A dispute over the Frauenkirche's future organ has cast a shadow over the otherwise swift restoration of a once magnificant baroque church, destroyed in WWII.
A possible model for the Frauenkirche's organ?
In 1945, the capital of the German state Saxony, Dresden, was the target of concentrated Allied fire-bombing which devastated the city, killed 100,000 and reduced the city’s beautiful baroque cathedral to rubble. Almost half a century later, first steps were taken to the church’s extensive restoration.
Restoration progress has been fast, and reconstruction may be completed earlier than originally planned.
However, the rebuilding process has been severly marred by a quarrel over the church’s organ. Indeed, squabbling over whether or not the original organ should be rebuilt using original plans, or should be replaced by a modern version, has practically divided the city on an issue which was due to be decided this week.
Most magnificent church
The Frauenkirche, or Church of Our Lady, was built between 1726 and 1743 and was renowned as the most magnificent baroque church in northern Europe.
After two days of heavy Allied bombing, the thick, stone walls literally crumbled. It is said that the temperature of the remains of the church’s masonry reached a temperature of 1000 C.
After the war the leftovers of the once majestic church were left where they fell until an international appeal was launched in 1991.
Left in peace
First wishes to rebuild the church were expressed as early as 1945, and detailed plans were soon conceived to begin with preliminary planning . In 1948-49, around 600 square metres of stone were salvaged for reuse.
However, first steps taken to the extensive restoration of the Church of Our Lady were soon daunted by the former GDR government.

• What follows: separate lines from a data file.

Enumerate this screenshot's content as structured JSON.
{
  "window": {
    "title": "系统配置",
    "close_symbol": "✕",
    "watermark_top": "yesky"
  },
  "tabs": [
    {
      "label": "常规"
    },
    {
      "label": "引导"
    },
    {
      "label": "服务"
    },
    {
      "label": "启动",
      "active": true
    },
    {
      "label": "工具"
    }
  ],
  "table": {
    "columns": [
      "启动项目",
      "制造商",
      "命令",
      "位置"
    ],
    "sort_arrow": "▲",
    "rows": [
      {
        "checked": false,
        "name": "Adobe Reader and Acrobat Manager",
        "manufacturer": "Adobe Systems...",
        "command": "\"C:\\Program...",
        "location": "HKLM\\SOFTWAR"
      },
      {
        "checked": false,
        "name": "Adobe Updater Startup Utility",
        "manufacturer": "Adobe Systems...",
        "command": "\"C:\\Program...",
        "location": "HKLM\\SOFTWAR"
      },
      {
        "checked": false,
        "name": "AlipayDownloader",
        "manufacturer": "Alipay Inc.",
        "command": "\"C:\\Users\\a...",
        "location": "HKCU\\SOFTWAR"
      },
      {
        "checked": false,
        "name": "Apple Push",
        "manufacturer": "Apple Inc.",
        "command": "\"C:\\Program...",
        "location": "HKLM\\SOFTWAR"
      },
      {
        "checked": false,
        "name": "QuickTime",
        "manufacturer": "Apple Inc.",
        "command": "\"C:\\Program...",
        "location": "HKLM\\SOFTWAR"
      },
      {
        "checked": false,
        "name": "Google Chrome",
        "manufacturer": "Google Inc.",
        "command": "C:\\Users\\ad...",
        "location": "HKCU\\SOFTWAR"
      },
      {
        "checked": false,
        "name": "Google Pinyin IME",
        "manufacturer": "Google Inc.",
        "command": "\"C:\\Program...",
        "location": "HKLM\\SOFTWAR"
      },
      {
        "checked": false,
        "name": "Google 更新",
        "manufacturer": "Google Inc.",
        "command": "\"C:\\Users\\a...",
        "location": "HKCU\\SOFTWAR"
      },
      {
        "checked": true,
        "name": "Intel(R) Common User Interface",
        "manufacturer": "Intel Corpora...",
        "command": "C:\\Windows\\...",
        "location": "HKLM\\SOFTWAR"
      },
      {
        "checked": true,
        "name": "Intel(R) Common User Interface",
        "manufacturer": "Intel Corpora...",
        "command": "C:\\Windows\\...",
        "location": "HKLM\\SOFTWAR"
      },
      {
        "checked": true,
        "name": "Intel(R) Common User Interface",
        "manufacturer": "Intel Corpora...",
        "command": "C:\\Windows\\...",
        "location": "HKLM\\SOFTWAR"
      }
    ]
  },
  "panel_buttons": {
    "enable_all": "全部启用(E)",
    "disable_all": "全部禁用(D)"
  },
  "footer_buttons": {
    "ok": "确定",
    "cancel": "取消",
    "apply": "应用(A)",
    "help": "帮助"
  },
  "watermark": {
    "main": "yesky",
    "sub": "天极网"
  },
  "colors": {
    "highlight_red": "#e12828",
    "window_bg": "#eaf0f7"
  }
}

During the GDR era, especially in the 60s, numerous churches were destroyed, including the Sophienkirche in Dresden and the Nikolaikirche in nearby Leipzig. But Dresden’s Church of our Lady was a world-famous symbol and still a centre of attraction to the city’s population.
Every year, Dresden’s citizens would flock to the church on February 13, the day of its destruction and light candles in remembrance of the bombing which marred the city and left so many dead. Thankfully, the government decided to leave the ruins to reside in peace – but no moves to restore the crumbling walls were made, either.
A turning point
German unification saw a turning point for the development of the church. On February 13 1990, the 45th anniversary of the destruction of Dresden, a group of Dresden citizens took the initiative for the rebuilding of the church. In 1991, the Frauenkirche Foundation was established, restoration began that year.
The dispute over the reconstruction of the Frauenkirche’s organ was sparked five years ago. Those in favour of an original organ reconstruction argued that only a replica of the original built in 1736 by Gottfried Silbermann was in accordance with the basic idea of a reconstruction true to the original Frauenkirche.
The Foundation’s Organ Committee, however was in favour of an organ "in the spirit" of Silberman’s instrument – an extended, mordernised version of the original. According to the Organ Commitee, a historic instrument would reduce the instrument’s musical repertoire.
Debates and discussions followed, suggestions and yet more suggestions. The tone was moderate – for a while. Bickering increased, names turned up such as "Organ mafia", and it was soon assumed that both sides were only hoping for his, or her various organ builder to be assigned with the reconstruction project – an assignment worth at least 1,5 million Euros and one which could decide who would be the leading organ-builder in the next decades.
In the end, the German Dussman Foundation due to pay for the project, decided to freeze the money until a consensus was found.
On Thursday, Peter Dussman said both sides were near to finding a compromise and that any quarrelling between both sides was over.
Despite no exact decision as to shape and size of the Frauenkirche's future organ, the instrument now expected to be built is a mixture of a replica, plus additions such as extra stops.
But Dussman did make clear that if the money was to flow, it would only do so on the condition that an organ builder from Saxony would be appointed for the job.
The Frauenkirche foundation had favourised a French organ builder.
According to the Frauenkirche Foundation’s Finance Director Dietrich von der Heyden, the Frauenkirche’s reconstruction may be completed by 2005, a year earlier than originally planned.
Progress has been surprisingly swift since the first stone was laid for the church’s "new" foundation in 1994.
However, building progress would never have been as fast without the tremendous moral – and financial - support, both in Germany and worldwide. According to von der Heyden, more than 50 per cent of the reconstruction’s costs, estimated at around 250 million marks, are donations.
The Dresden-based Frauenkirche Foundation has partners all over the world, including the Friends of Dresden in the US and the Dresden Trust in France. "The fact that donations come from all over the world is unique," Dietrich von Heydn says.
The Foundation now fears the organ dispute may throw a shadow on the Frauenkirche’s restoration process, and on the flow of donations.